Citation: Wu J-L, Hu R-Y, Li N-N, Tan J, Zhou C-X, Han B and Xu S-F (2022) Integrative Analysis of lncRNA-mRNA Co-expression Provides Novel Insights Into the Regulation of Developmental Transitions in Female Varroa destructor. Front. Ecol. Evol. 10:842704. doi: 10.3389/fevo.2022.842704
Received: 24 December 2021; Accepted: 24 January 2022;
Published: 18 February 2022.
Edited by:Alessandro Minelli, University of Padua, Italy
Reviewed by:Zheguang Lin, Yangzhou University, China
Sebastian Kittelmann, Oxford Brookes University, United Kingdom
Copyright © 2022 Wu, Hu, Li, Tan, Zhou, Han and Xu. This is an open-access article distributed under the terms of the Creative Commons Attribution License (CC BY). The use, distribution or reproduction in other forums is permitted, provided the original author(s) and the copyright owner(s) are credited and that the original publication in this journal is cited, in accordance with accepted academic practice.

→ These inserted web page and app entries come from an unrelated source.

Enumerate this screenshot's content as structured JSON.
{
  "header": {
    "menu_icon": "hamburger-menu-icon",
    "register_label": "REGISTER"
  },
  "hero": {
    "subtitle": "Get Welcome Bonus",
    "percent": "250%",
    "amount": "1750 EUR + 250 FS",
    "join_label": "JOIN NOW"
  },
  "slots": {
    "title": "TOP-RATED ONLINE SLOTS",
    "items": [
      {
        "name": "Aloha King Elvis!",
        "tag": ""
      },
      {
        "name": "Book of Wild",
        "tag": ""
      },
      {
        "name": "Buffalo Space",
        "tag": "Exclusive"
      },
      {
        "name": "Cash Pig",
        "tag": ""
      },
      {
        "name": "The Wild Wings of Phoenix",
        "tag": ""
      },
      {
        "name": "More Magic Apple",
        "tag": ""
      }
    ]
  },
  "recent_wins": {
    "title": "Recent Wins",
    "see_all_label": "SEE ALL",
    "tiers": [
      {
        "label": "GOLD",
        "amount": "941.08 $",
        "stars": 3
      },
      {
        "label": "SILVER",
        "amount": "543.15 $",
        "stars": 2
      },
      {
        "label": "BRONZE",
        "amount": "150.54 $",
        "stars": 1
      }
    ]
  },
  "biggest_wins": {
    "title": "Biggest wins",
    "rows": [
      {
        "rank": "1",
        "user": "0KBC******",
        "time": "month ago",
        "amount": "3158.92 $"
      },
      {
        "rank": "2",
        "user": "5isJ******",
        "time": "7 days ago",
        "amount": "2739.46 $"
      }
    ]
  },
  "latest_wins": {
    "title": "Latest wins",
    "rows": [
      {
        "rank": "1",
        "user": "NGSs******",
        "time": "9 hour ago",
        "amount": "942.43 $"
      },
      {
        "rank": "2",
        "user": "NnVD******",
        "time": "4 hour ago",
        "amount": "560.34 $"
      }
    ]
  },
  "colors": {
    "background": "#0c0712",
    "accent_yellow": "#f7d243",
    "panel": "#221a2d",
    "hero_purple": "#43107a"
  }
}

No use, distribution or reproduction is permitted which does not comply with these terms.
*Correspondence: Bin Han, email@example.com; Shu-Fa Xu, firstname.lastname@example.org
†These authors have contributed equally to this work and share first authorship